YOUR INSTRUCTIONS: Omitting all images, give the entries that follow again exactly as they read.

Interface dataset entries:
"""

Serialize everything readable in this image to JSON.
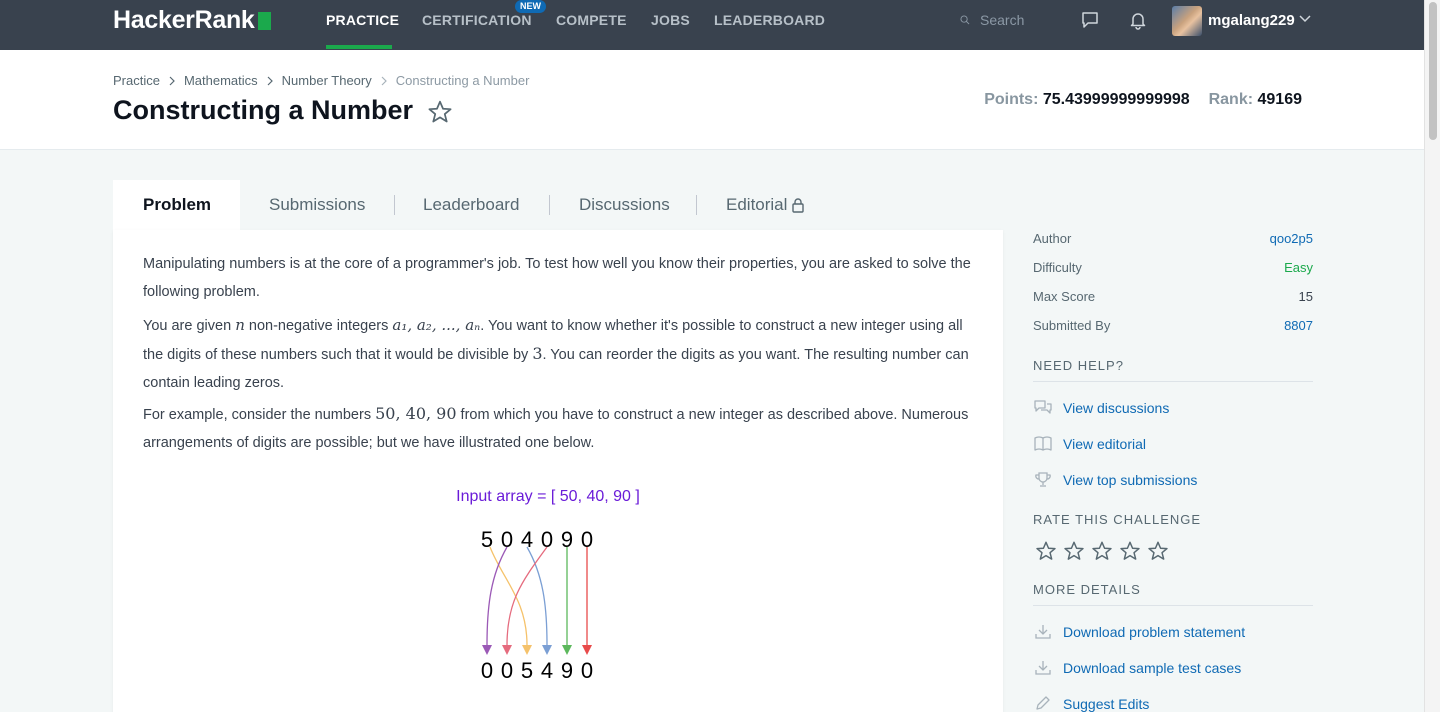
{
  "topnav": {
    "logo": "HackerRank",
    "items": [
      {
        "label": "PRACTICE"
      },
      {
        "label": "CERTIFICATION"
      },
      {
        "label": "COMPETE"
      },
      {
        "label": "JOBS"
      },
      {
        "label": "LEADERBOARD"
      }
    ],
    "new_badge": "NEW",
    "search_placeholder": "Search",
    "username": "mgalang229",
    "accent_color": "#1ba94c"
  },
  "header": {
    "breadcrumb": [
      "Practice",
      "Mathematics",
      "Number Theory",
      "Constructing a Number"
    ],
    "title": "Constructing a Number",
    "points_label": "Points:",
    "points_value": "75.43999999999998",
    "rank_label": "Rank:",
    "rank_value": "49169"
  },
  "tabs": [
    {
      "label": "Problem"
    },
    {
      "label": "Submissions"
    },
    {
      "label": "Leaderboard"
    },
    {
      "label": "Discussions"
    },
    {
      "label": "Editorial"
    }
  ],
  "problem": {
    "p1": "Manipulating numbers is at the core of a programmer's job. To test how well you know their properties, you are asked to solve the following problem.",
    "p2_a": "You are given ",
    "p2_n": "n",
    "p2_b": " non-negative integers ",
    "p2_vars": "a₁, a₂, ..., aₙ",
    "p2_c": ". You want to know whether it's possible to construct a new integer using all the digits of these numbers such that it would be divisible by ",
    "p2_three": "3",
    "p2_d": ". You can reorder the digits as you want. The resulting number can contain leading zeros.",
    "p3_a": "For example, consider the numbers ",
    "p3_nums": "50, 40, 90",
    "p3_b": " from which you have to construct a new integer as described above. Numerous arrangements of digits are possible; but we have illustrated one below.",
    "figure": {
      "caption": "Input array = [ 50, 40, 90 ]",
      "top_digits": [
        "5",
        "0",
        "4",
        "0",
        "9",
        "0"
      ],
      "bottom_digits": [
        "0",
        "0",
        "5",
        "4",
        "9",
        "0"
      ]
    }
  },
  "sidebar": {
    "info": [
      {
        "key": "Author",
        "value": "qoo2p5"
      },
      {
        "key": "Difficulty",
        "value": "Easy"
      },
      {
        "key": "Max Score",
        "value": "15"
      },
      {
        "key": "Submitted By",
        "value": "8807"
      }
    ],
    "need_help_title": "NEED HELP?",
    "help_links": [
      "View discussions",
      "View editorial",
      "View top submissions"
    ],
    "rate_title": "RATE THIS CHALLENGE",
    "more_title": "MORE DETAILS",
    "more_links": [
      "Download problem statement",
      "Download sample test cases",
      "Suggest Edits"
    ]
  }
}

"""

SOLUTION FOR THIS TASK:
Serialize everything readable in this image to JSON.
{
  "topnav": {
    "logo": "HackerRank",
    "items": [
      {
        "label": "PRACTICE"
      },
      {
        "label": "CERTIFICATION"
      },
      {
        "label": "COMPETE"
      },
      {
        "label": "JOBS"
      },
      {
        "label": "LEADERBOARD"
      }
    ],
    "new_badge": "NEW",
    "search_placeholder": "Search",
    "username": "mgalang229",
    "accent_color": "#1ba94c"
  },
  "header": {
    "breadcrumb": [
      "Practice",
      "Mathematics",
      "Number Theory",
      "Constructing a Number"
    ],
    "title": "Constructing a Number",
    "points_label": "Points:",
    "points_value": "75.43999999999998",
    "rank_label": "Rank:",
    "rank_value": "49169"
  },
  "tabs": [
    {
      "label": "Problem"
    },
    {
      "label": "Submissions"
    },
    {
      "label": "Leaderboard"
    },
    {
      "label": "Discussions"
    },
    {
      "label": "Editorial"
    }
  ],
  "problem": {
    "p1": "Manipulating numbers is at the core of a programmer's job. To test how well you know their properties, you are asked to solve the following problem.",
    "p2_a": "You are given ",
    "p2_n": "n",
    "p2_b": " non-negative integers ",
    "p2_vars": "a₁, a₂, ..., aₙ",
    "p2_c": ". You want to know whether it's possible to construct a new integer using all the digits of these numbers such that it would be divisible by ",
    "p2_three": "3",
    "p2_d": ". You can reorder the digits as you want. The resulting number can contain leading zeros.",
    "p3_a": "For example, consider the numbers ",
    "p3_nums": "50, 40, 90",
    "p3_b": " from which you have to construct a new integer as described above. Numerous arrangements of digits are possible; but we have illustrated one below.",
    "figure": {
      "caption": "Input array = [ 50, 40, 90 ]",
      "top_digits": [
        "5",
        "0",
        "4",
        "0",
        "9",
        "0"
      ],
      "bottom_digits": [
        "0",
        "0",
        "5",
        "4",
        "9",
        "0"
      ]
    }
  },
  "sidebar": {
    "info": [
      {
        "key": "Author",
        "value": "qoo2p5"
      },
      {
        "key": "Difficulty",
        "value": "Easy"
      },
      {
        "key": "Max Score",
        "value": "15"
      },
      {
        "key": "Submitted By",
        "value": "8807"
      }
    ],
    "need_help_title": "NEED HELP?",
    "help_links": [
      "View discussions",
      "View editorial",
      "View top submissions"
    ],
    "rate_title": "RATE THIS CHALLENGE",
    "more_title": "MORE DETAILS",
    "more_links": [
      "Download problem statement",
      "Download sample test cases",
      "Suggest Edits"
    ]
  }
}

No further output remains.